_WHAT THE TASK ASKS_
Gather every line below where "probes" appears.

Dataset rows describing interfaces
= = = =

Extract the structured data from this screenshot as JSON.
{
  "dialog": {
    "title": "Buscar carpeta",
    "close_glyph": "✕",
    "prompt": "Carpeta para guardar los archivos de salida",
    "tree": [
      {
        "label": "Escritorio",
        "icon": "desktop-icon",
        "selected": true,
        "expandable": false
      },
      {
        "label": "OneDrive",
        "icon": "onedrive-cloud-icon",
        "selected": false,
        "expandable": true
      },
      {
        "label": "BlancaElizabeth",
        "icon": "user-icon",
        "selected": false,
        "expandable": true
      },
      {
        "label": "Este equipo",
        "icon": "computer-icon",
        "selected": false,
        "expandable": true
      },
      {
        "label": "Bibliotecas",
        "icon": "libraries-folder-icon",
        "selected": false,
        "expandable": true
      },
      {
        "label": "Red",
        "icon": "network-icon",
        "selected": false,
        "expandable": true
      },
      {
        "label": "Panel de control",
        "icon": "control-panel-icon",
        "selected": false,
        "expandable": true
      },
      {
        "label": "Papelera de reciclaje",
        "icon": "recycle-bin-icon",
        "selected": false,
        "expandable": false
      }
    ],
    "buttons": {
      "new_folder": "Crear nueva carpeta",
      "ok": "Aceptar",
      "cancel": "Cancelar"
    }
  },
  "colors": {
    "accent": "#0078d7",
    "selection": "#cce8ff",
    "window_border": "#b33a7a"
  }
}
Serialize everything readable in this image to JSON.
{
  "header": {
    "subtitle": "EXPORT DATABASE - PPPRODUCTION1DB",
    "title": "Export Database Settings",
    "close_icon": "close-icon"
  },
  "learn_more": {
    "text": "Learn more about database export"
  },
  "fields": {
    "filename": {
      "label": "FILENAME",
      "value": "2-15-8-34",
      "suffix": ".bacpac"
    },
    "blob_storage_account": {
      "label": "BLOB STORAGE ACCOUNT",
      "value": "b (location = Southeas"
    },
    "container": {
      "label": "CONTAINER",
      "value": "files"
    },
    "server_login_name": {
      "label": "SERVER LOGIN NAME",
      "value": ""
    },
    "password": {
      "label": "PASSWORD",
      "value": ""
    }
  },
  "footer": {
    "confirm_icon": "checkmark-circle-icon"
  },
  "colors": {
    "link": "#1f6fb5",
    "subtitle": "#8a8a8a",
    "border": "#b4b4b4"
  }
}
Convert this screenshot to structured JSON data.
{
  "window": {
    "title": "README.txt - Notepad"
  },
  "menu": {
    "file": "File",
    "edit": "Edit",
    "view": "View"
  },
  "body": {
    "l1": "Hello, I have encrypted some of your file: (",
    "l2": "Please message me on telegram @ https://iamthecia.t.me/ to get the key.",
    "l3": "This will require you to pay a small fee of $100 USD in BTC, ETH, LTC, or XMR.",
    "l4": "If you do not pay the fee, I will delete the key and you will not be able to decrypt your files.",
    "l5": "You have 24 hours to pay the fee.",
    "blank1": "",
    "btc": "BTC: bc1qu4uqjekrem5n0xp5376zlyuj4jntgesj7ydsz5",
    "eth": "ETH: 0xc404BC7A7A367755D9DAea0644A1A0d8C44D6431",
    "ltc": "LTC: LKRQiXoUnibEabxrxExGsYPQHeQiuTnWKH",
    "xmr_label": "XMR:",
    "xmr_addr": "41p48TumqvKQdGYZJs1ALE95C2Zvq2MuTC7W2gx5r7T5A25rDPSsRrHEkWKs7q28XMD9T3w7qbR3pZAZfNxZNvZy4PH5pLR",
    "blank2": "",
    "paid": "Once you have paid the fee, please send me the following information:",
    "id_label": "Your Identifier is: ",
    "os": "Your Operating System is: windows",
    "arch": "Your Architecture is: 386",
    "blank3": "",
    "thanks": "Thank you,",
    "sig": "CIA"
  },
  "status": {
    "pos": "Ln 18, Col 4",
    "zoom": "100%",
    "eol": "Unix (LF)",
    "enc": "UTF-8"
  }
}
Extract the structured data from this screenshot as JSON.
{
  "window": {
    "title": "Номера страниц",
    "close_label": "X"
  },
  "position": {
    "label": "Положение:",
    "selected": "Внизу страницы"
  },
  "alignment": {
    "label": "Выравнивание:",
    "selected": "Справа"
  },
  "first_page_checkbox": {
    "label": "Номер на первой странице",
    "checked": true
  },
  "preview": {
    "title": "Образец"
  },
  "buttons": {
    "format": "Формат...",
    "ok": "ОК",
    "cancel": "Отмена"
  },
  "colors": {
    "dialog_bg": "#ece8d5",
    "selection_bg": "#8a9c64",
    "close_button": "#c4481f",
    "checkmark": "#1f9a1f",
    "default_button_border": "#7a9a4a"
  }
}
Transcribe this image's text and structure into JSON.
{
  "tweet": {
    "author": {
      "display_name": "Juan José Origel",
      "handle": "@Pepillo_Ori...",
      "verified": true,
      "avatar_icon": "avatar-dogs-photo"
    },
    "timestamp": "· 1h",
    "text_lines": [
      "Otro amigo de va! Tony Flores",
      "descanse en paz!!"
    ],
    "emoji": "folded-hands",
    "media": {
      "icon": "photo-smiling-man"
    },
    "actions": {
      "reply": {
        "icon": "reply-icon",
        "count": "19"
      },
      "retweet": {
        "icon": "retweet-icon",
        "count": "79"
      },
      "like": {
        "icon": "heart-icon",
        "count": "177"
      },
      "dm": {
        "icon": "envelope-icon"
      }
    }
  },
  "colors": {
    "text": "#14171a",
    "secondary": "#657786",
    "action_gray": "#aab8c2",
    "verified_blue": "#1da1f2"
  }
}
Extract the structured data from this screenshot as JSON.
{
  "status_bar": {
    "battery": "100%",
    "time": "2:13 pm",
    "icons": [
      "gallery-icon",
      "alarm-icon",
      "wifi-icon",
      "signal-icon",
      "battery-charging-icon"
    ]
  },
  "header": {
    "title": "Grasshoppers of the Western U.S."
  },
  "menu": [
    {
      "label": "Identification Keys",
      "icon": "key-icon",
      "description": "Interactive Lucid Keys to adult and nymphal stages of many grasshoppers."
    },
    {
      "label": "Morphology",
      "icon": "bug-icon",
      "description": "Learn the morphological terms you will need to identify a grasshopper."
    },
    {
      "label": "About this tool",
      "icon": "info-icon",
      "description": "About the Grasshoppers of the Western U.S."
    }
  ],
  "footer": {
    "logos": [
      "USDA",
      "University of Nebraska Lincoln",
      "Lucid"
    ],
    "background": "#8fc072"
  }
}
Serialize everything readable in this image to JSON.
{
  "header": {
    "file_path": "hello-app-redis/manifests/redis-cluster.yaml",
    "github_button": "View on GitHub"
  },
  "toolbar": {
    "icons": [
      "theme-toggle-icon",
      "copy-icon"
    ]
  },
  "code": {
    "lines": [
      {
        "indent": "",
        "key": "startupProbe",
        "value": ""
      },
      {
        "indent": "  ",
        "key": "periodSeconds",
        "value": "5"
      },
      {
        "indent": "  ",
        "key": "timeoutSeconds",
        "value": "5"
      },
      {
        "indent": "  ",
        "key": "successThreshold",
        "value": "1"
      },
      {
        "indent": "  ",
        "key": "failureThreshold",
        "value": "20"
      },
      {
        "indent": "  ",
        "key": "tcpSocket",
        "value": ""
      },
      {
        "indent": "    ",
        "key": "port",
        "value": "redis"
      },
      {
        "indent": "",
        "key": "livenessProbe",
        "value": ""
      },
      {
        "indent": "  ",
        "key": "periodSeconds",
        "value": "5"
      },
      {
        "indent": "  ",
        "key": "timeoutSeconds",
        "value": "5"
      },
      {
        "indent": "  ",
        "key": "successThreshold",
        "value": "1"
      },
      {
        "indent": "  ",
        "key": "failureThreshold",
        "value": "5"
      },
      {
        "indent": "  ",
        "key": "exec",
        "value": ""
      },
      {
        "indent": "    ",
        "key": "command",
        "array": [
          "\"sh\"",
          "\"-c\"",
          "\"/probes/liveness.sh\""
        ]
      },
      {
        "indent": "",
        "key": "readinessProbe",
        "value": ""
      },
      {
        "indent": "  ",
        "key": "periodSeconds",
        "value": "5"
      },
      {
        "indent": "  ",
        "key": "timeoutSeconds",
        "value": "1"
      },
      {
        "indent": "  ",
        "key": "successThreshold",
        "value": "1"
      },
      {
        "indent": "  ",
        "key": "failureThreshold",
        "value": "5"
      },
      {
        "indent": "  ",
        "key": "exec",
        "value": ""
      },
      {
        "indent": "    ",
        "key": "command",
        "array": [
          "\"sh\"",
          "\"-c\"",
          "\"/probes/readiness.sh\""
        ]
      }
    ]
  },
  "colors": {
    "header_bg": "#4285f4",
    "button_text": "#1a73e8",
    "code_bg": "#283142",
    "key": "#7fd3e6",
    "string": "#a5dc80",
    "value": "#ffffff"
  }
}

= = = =

_RESULT FOR THIS TASK_
          "\"/probes/liveness.sh\""
          "\"/probes/readiness.sh\""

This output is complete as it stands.